In Shakespeare’s time, his audiences would come to a show with a prior knowledge of the events described, being so often rooted in classical tragedies or loosely covered allegories of political situations of the time. In this Shakespearian tragedy for our time, the situation is similar; everybody knows what happened in Oscar Pistorius’ story of fame and murder, giving playwright Isaac Mayne the liberty to explore the literary potential of the narrative. This piece works as an experiment into the nature of playwriting, referencing the Bard both explicitly and obliquely as it does so.
The language used in the script is a mixture of Old and Modern English, which slightly obscures the meaning of the words, but keeps the text sounding ‘Shakespearean’. There are also pronounced references to famous Shakespearean speeches and tropes. Obviously, it makes you wonder what the point of writing a ‘Shakespearean’ version of Pistorius’ story is. Certainly, there is a lot of beauty in the writing, which is well done and flows generously. Perhaps the tragic element of Pistorius’ downfall is also highlighted, increasing the culpability of the character. Something is also lost, I think; this play does not (and maybe cannot) explore the most controversial elements of what happened; the misogyny and racism inherent in defence’s arguments, for example. There are many ways to skin a cat, though, and the beauty of storytelling is surely its potential for multiplicity.

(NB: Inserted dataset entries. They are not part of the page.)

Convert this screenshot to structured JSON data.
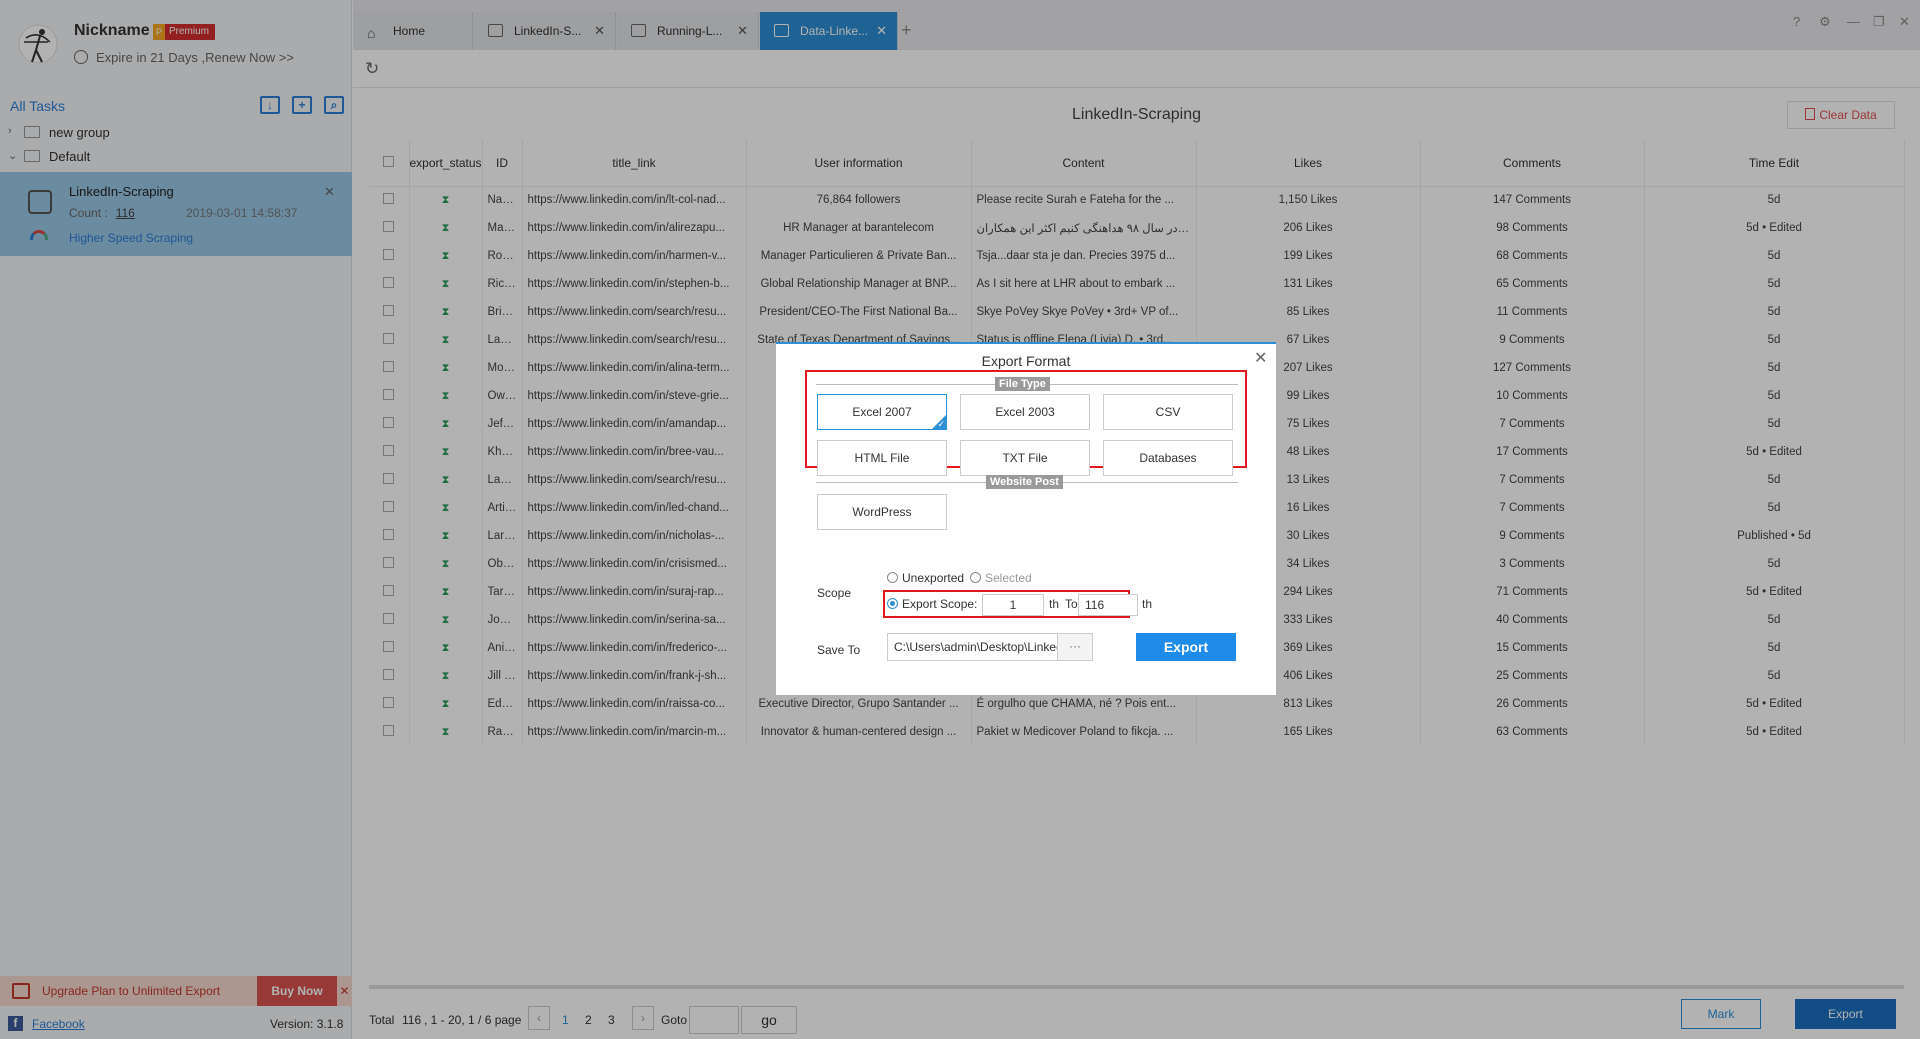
{
  "sidebar": {
    "nickname": "Nickname",
    "premium_badge": "Premium",
    "premium_icon": "P",
    "expire_text": "Expire in 21 Days ,Renew Now >>",
    "all_tasks": "All Tasks",
    "groups": [
      {
        "label": "new group"
      },
      {
        "label": "Default"
      }
    ],
    "task": {
      "name": "LinkedIn-Scraping",
      "count_label": "Count :",
      "count_value": "116",
      "date": "2019-03-01 14:58:37",
      "speed_label": "Higher Speed Scraping"
    },
    "upgrade_text": "Upgrade Plan to Unlimited Export",
    "buy_now": "Buy Now",
    "facebook": "Facebook",
    "version": "Version: 3.1.8"
  },
  "tabs": [
    {
      "label": "Home"
    },
    {
      "label": "LinkedIn-S..."
    },
    {
      "label": "Running-L..."
    },
    {
      "label": "Data-Linke..."
    }
  ],
  "main": {
    "page_title": "LinkedIn-Scraping",
    "clear_data": "Clear Data",
    "columns": [
      "export_status",
      "ID",
      "title_link",
      "User information",
      "Content",
      "Likes",
      "Comments",
      "Time Edit"
    ],
    "rows": [
      [
        "Natio...",
        "https://www.linkedin.com/in/lt-col-nad...",
        "76,864 followers",
        "Please recite Surah e Fateha for the ...",
        "1,150 Likes",
        "147 Comments",
        "5d"
      ],
      [
        "Mary...",
        "https://www.linkedin.com/in/alirezapu...",
        "HR Manager at barantelecom",
        "مکارانم در سال ۹۸ هداهنگی کنیم اکثر این همکاران...",
        "206 Likes",
        "98 Comments",
        "5d • Edited"
      ],
      [
        "Robe...",
        "https://www.linkedin.com/in/harmen-v...",
        "Manager Particulieren & Private Ban...",
        "Tsja...daar sta je dan. Precies 3975 d...",
        "199 Likes",
        "68 Comments",
        "5d"
      ],
      [
        "Rich...",
        "https://www.linkedin.com/in/stephen-b...",
        "Global Relationship Manager at BNP...",
        "As I sit here at LHR about to embark ...",
        "131 Likes",
        "65 Comments",
        "5d"
      ],
      [
        "Brian...",
        "https://www.linkedin.com/search/resu...",
        "President/CEO-The First National Ba...",
        "Skye PoVey Skye PoVey • 3rd+ VP of...",
        "85 Likes",
        "11 Comments",
        "5d"
      ],
      [
        "Land...",
        "https://www.linkedin.com/search/resu...",
        "State of Texas Department of Savings...",
        "Status is offline Elena (Livia) D. • 3rd...",
        "67 Likes",
        "9 Comments",
        "5d"
      ],
      [
        "Moni...",
        "https://www.linkedin.com/in/alina-term...",
        "",
        "",
        "207 Likes",
        "127 Comments",
        "5d"
      ],
      [
        "Owe...",
        "https://www.linkedin.com/in/steve-grie...",
        "",
        "",
        "99 Likes",
        "10 Comments",
        "5d"
      ],
      [
        "Jeff C...",
        "https://www.linkedin.com/in/amandap...",
        "",
        "",
        "75 Likes",
        "7 Comments",
        "5d"
      ],
      [
        "Khas...",
        "https://www.linkedin.com/in/bree-vau...",
        "",
        "",
        "48 Likes",
        "17 Comments",
        "5d • Edited"
      ],
      [
        "Lauri...",
        "https://www.linkedin.com/search/resu...",
        "",
        "",
        "13 Likes",
        "7 Comments",
        "5d"
      ],
      [
        "Artie ...",
        "https://www.linkedin.com/in/led-chand...",
        "",
        "",
        "16 Likes",
        "7 Comments",
        "5d"
      ],
      [
        "Larry...",
        "https://www.linkedin.com/in/nicholas-...",
        "",
        "",
        "30 Likes",
        "9 Comments",
        "Published • 5d"
      ],
      [
        "Obil ...",
        "https://www.linkedin.com/in/crisismed...",
        "",
        "",
        "34 Likes",
        "3 Comments",
        "5d"
      ],
      [
        "Tariq...",
        "https://www.linkedin.com/in/suraj-rap...",
        "",
        "",
        "294 Likes",
        "71 Comments",
        "5d • Edited"
      ],
      [
        "Josh...",
        "https://www.linkedin.com/in/serina-sa...",
        "",
        "",
        "333 Likes",
        "40 Comments",
        "5d"
      ],
      [
        "Anib...",
        "https://www.linkedin.com/in/frederico-...",
        "",
        "",
        "369 Likes",
        "15 Comments",
        "5d"
      ],
      [
        "Jill C...",
        "https://www.linkedin.com/in/frank-j-sh...",
        "",
        "",
        "406 Likes",
        "25 Comments",
        "5d"
      ],
      [
        "Ede ...",
        "https://www.linkedin.com/in/raissa-co...",
        "Executive Director, Grupo Santander ...",
        "É orgulho que CHAMA, né ? Pois ent...",
        "813 Likes",
        "26 Comments",
        "5d • Edited"
      ],
      [
        "Rafa...",
        "https://www.linkedin.com/in/marcin-m...",
        "Innovator & human-centered design ...",
        "Pakiet w Medicover Poland to fikcja. ...",
        "165 Likes",
        "63 Comments",
        "5d • Edited"
      ]
    ],
    "pager": {
      "total_label": "Total",
      "total": "116",
      "range": ", 1 - 20, 1 / 6 page",
      "pages": [
        "1",
        "2",
        "3"
      ],
      "goto": "Goto",
      "go": "go"
    },
    "mark": "Mark",
    "export": "Export"
  },
  "modal": {
    "title": "Export Format",
    "file_type_label": "File Type",
    "file_types": [
      "Excel 2007",
      "Excel 2003",
      "CSV",
      "HTML File",
      "TXT File",
      "Databases"
    ],
    "website_post_label": "Website Post",
    "wordpress": "WordPress",
    "scope_label": "Scope",
    "unexported": "Unexported",
    "selected": "Selected",
    "export_scope": "Export Scope:",
    "scope_from": "1",
    "th1": "th",
    "to": "To",
    "scope_to": "116",
    "th2": "th",
    "save_to_label": "Save To",
    "save_path": "C:\\Users\\admin\\Desktop\\LinkedIn-S",
    "browse": "···",
    "export_button": "Export"
  },
  "colors": {
    "accent": "#2d8fd5",
    "highlight_red": "#e0191e",
    "task_selected": "#99c7e6",
    "status_green": "#2a9d5a"
  }
}
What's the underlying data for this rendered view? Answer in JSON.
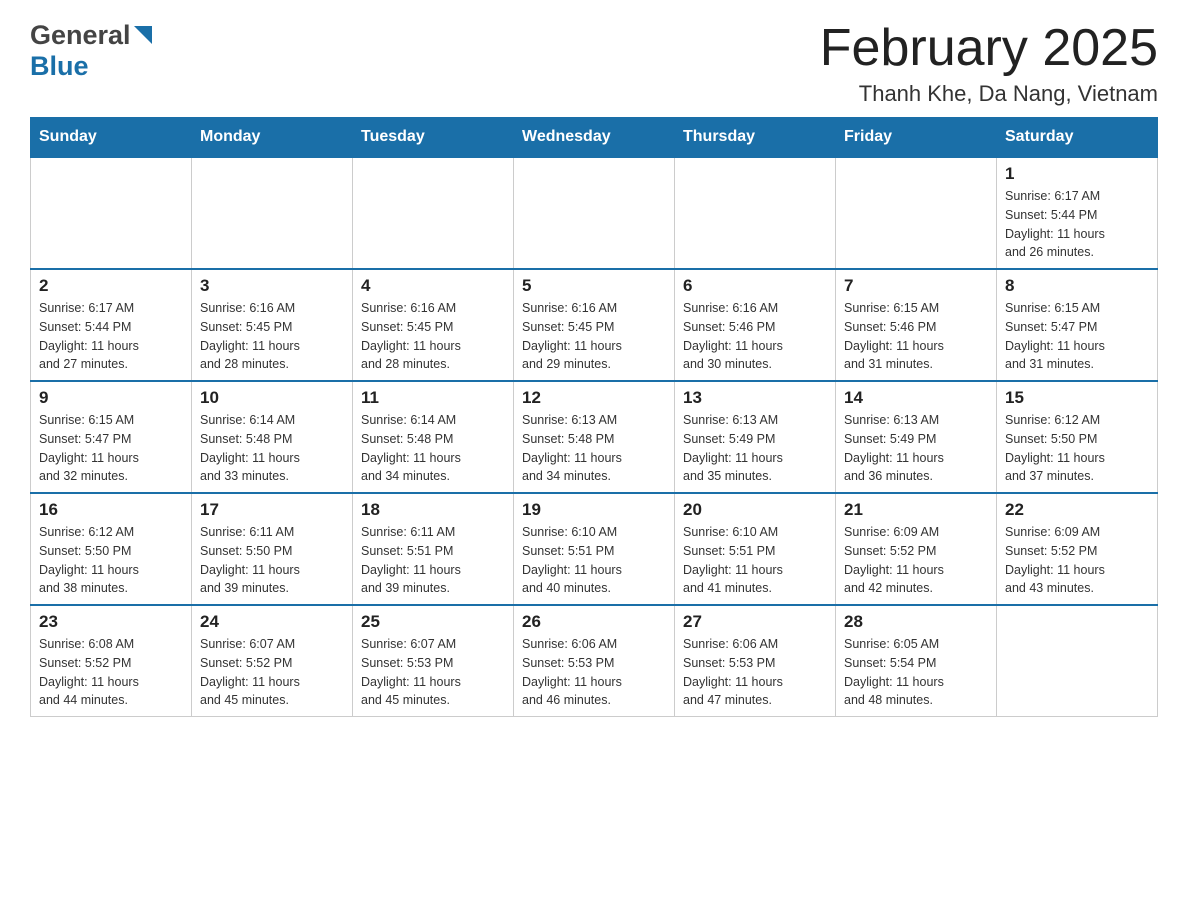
{
  "header": {
    "month_title": "February 2025",
    "location": "Thanh Khe, Da Nang, Vietnam",
    "logo_general": "General",
    "logo_blue": "Blue"
  },
  "days_of_week": [
    "Sunday",
    "Monday",
    "Tuesday",
    "Wednesday",
    "Thursday",
    "Friday",
    "Saturday"
  ],
  "weeks": [
    {
      "days": [
        {
          "number": "",
          "info": ""
        },
        {
          "number": "",
          "info": ""
        },
        {
          "number": "",
          "info": ""
        },
        {
          "number": "",
          "info": ""
        },
        {
          "number": "",
          "info": ""
        },
        {
          "number": "",
          "info": ""
        },
        {
          "number": "1",
          "info": "Sunrise: 6:17 AM\nSunset: 5:44 PM\nDaylight: 11 hours\nand 26 minutes."
        }
      ]
    },
    {
      "days": [
        {
          "number": "2",
          "info": "Sunrise: 6:17 AM\nSunset: 5:44 PM\nDaylight: 11 hours\nand 27 minutes."
        },
        {
          "number": "3",
          "info": "Sunrise: 6:16 AM\nSunset: 5:45 PM\nDaylight: 11 hours\nand 28 minutes."
        },
        {
          "number": "4",
          "info": "Sunrise: 6:16 AM\nSunset: 5:45 PM\nDaylight: 11 hours\nand 28 minutes."
        },
        {
          "number": "5",
          "info": "Sunrise: 6:16 AM\nSunset: 5:45 PM\nDaylight: 11 hours\nand 29 minutes."
        },
        {
          "number": "6",
          "info": "Sunrise: 6:16 AM\nSunset: 5:46 PM\nDaylight: 11 hours\nand 30 minutes."
        },
        {
          "number": "7",
          "info": "Sunrise: 6:15 AM\nSunset: 5:46 PM\nDaylight: 11 hours\nand 31 minutes."
        },
        {
          "number": "8",
          "info": "Sunrise: 6:15 AM\nSunset: 5:47 PM\nDaylight: 11 hours\nand 31 minutes."
        }
      ]
    },
    {
      "days": [
        {
          "number": "9",
          "info": "Sunrise: 6:15 AM\nSunset: 5:47 PM\nDaylight: 11 hours\nand 32 minutes."
        },
        {
          "number": "10",
          "info": "Sunrise: 6:14 AM\nSunset: 5:48 PM\nDaylight: 11 hours\nand 33 minutes."
        },
        {
          "number": "11",
          "info": "Sunrise: 6:14 AM\nSunset: 5:48 PM\nDaylight: 11 hours\nand 34 minutes."
        },
        {
          "number": "12",
          "info": "Sunrise: 6:13 AM\nSunset: 5:48 PM\nDaylight: 11 hours\nand 34 minutes."
        },
        {
          "number": "13",
          "info": "Sunrise: 6:13 AM\nSunset: 5:49 PM\nDaylight: 11 hours\nand 35 minutes."
        },
        {
          "number": "14",
          "info": "Sunrise: 6:13 AM\nSunset: 5:49 PM\nDaylight: 11 hours\nand 36 minutes."
        },
        {
          "number": "15",
          "info": "Sunrise: 6:12 AM\nSunset: 5:50 PM\nDaylight: 11 hours\nand 37 minutes."
        }
      ]
    },
    {
      "days": [
        {
          "number": "16",
          "info": "Sunrise: 6:12 AM\nSunset: 5:50 PM\nDaylight: 11 hours\nand 38 minutes."
        },
        {
          "number": "17",
          "info": "Sunrise: 6:11 AM\nSunset: 5:50 PM\nDaylight: 11 hours\nand 39 minutes."
        },
        {
          "number": "18",
          "info": "Sunrise: 6:11 AM\nSunset: 5:51 PM\nDaylight: 11 hours\nand 39 minutes."
        },
        {
          "number": "19",
          "info": "Sunrise: 6:10 AM\nSunset: 5:51 PM\nDaylight: 11 hours\nand 40 minutes."
        },
        {
          "number": "20",
          "info": "Sunrise: 6:10 AM\nSunset: 5:51 PM\nDaylight: 11 hours\nand 41 minutes."
        },
        {
          "number": "21",
          "info": "Sunrise: 6:09 AM\nSunset: 5:52 PM\nDaylight: 11 hours\nand 42 minutes."
        },
        {
          "number": "22",
          "info": "Sunrise: 6:09 AM\nSunset: 5:52 PM\nDaylight: 11 hours\nand 43 minutes."
        }
      ]
    },
    {
      "days": [
        {
          "number": "23",
          "info": "Sunrise: 6:08 AM\nSunset: 5:52 PM\nDaylight: 11 hours\nand 44 minutes."
        },
        {
          "number": "24",
          "info": "Sunrise: 6:07 AM\nSunset: 5:52 PM\nDaylight: 11 hours\nand 45 minutes."
        },
        {
          "number": "25",
          "info": "Sunrise: 6:07 AM\nSunset: 5:53 PM\nDaylight: 11 hours\nand 45 minutes."
        },
        {
          "number": "26",
          "info": "Sunrise: 6:06 AM\nSunset: 5:53 PM\nDaylight: 11 hours\nand 46 minutes."
        },
        {
          "number": "27",
          "info": "Sunrise: 6:06 AM\nSunset: 5:53 PM\nDaylight: 11 hours\nand 47 minutes."
        },
        {
          "number": "28",
          "info": "Sunrise: 6:05 AM\nSunset: 5:54 PM\nDaylight: 11 hours\nand 48 minutes."
        },
        {
          "number": "",
          "info": ""
        }
      ]
    }
  ]
}
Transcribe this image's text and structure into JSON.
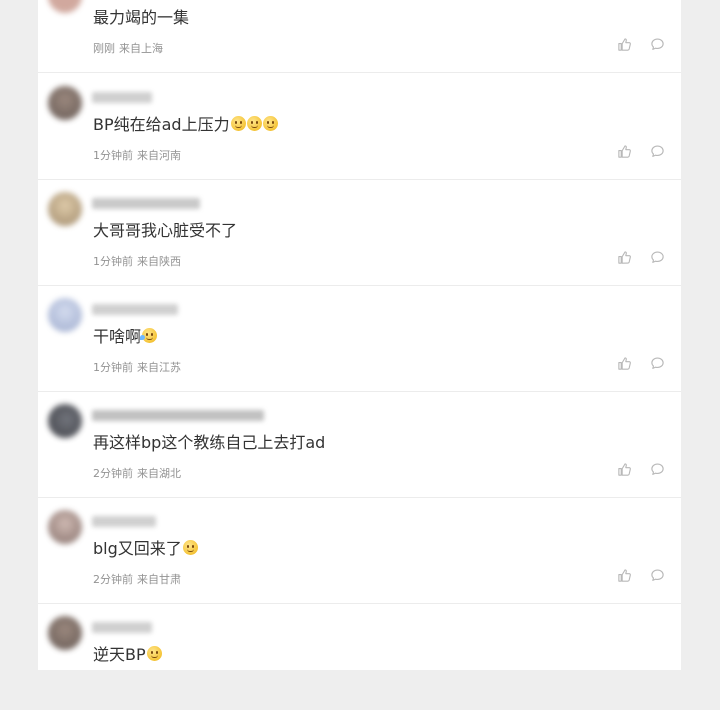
{
  "comments": [
    {
      "text": "最力竭的一集",
      "emojis": [],
      "time": "刚刚",
      "location": "来自上海",
      "avatar_color": "#c99a8e",
      "username_color": "#d9b3b3"
    },
    {
      "text": "BP纯在给ad上压力",
      "emojis": [
        "smile-emoji",
        "smile-emoji",
        "smile-emoji"
      ],
      "time": "1分钟前",
      "location": "来自河南",
      "avatar_color": "#6b5a52",
      "username_color": "#a8a8a8"
    },
    {
      "text": "大哥哥我心脏受不了",
      "emojis": [],
      "time": "1分钟前",
      "location": "来自陕西",
      "avatar_color": "#b59a72",
      "username_color": "#9d9d9d"
    },
    {
      "text": "干啥啊",
      "emojis": [
        "laugh-cry-emoji"
      ],
      "time": "1分钟前",
      "location": "来自江苏",
      "avatar_color": "#a8b6d3",
      "username_color": "#a9a9a9"
    },
    {
      "text": "再这样bp这个教练自己上去打ad",
      "emojis": [],
      "time": "2分钟前",
      "location": "来自湖北",
      "avatar_color": "#3d3f46",
      "username_color": "#8e8e8e"
    },
    {
      "text": "blg又回来了",
      "emojis": [
        "smile-emoji"
      ],
      "time": "2分钟前",
      "location": "来自甘肃",
      "avatar_color": "#9b8078",
      "username_color": "#a9a9a9"
    },
    {
      "text": "逆天BP",
      "emojis": [
        "smile-emoji"
      ],
      "time": "",
      "location": "",
      "avatar_color": "#6b5a52",
      "username_color": "#a8a8a8"
    }
  ],
  "icons": {
    "like": "thumbs-up-icon",
    "reply": "comment-bubble-icon"
  },
  "colors": {
    "meta": "#939393",
    "text": "#333333",
    "icon": "#b8b8b8"
  }
}
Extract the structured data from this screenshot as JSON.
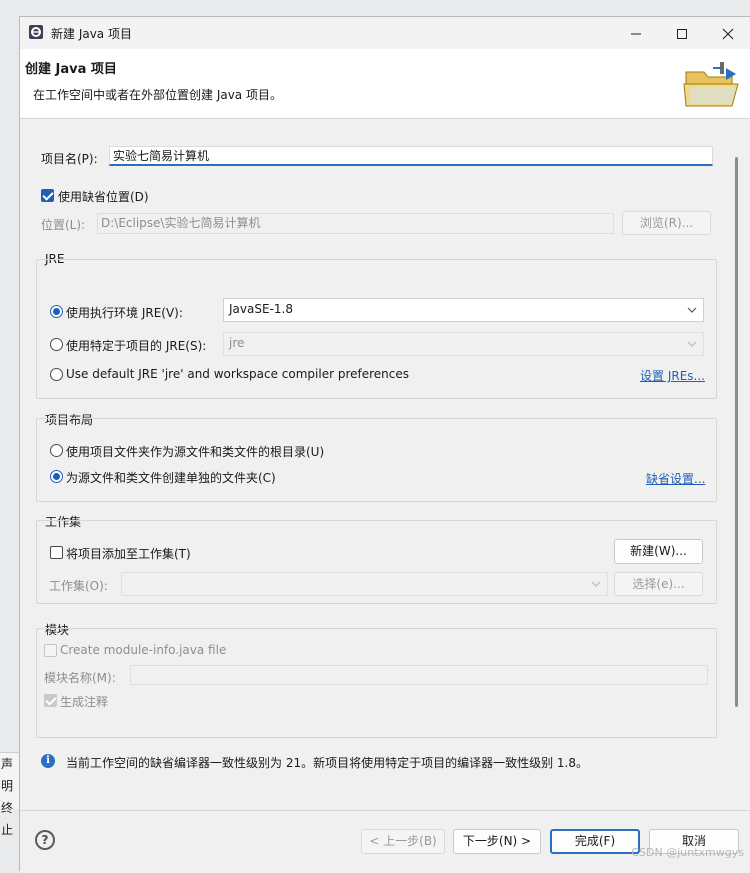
{
  "background": {
    "partial_lines": [
      "声明",
      "终止"
    ]
  },
  "window": {
    "title": "新建 Java 项目"
  },
  "header": {
    "title": "创建 Java 项目",
    "description": "在工作空间中或者在外部位置创建 Java 项目。"
  },
  "project": {
    "name_label": "项目名(P):",
    "name_value": "实验七简易计算机"
  },
  "location": {
    "use_default_label": "使用缺省位置(D)",
    "use_default_checked": true,
    "location_label": "位置(L):",
    "location_value": "D:\\Eclipse\\实验七简易计算机",
    "browse_label": "浏览(R)..."
  },
  "jre": {
    "group_title": "JRE",
    "opt_exec_env_label": "使用执行环境 JRE(V):",
    "exec_env_value": "JavaSE-1.8",
    "opt_project_jre_label": "使用特定于项目的 JRE(S):",
    "project_jre_value": "jre",
    "opt_default_label": "Use default JRE 'jre' and workspace compiler preferences",
    "configure_link": "设置 JREs..."
  },
  "layout": {
    "group_title": "项目布局",
    "opt_project_folder_label": "使用项目文件夹作为源文件和类文件的根目录(U)",
    "opt_separate_label": "为源文件和类文件创建单独的文件夹(C)",
    "configure_link": "缺省设置..."
  },
  "working_sets": {
    "group_title": "工作集",
    "add_label": "将项目添加至工作集(T)",
    "new_button": "新建(W)...",
    "sets_label": "工作集(O):",
    "select_button": "选择(e)..."
  },
  "module": {
    "group_title": "模块",
    "create_label": "Create module-info.java file",
    "name_label": "模块名称(M):",
    "generate_comments_label": "生成注释"
  },
  "message": {
    "text": "当前工作空间的缺省编译器一致性级别为 21。新项目将使用特定于项目的编译器一致性级别 1.8。"
  },
  "footer": {
    "help": "?",
    "back_button": "< 上一步(B)",
    "next_button": "下一步(N) >",
    "finish_button": "完成(F)",
    "cancel_button": "取消",
    "watermark": "CSDN @juntxmwgys"
  },
  "colors": {
    "accent": "#1f5fb8",
    "link": "#1f5fb8",
    "focus_underline": "#2b6fc2"
  },
  "icons": [
    "eclipse-app-icon",
    "minimize-icon",
    "maximize-icon",
    "close-icon",
    "java-folder-wizard-icon",
    "info-icon",
    "help-icon",
    "chevron-down-icon"
  ]
}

The well-written script was presented slickly and smoothly by a talented cast. Stand out performances came from Karin Sofia Johnson as Pistorius’ Aunty Arnella, who played the character with steadfast integrity and Carla Jenkins as Lady Steenkamp, who had a real stage presence and heaps of emotional realism in her portrayal of the grieving and angry mother. Louis Catliffe as Pistorius himself also excelled, and Joey Baker as Pistorius’ aide Van Der Stern delivered his lines beautifully; it was in his expression that the text shone particularly.
All in all, this was a very interesting watch; it is of course a fantastic story and this means of exploration is bold and exciting. We had the devices (e.g. meta-theatre “unlike you and I, he lives on a stage”), the language, and the characters of a Shakespearian tragedy, with the context and technology of our age. An impressive feat and an intriguing test.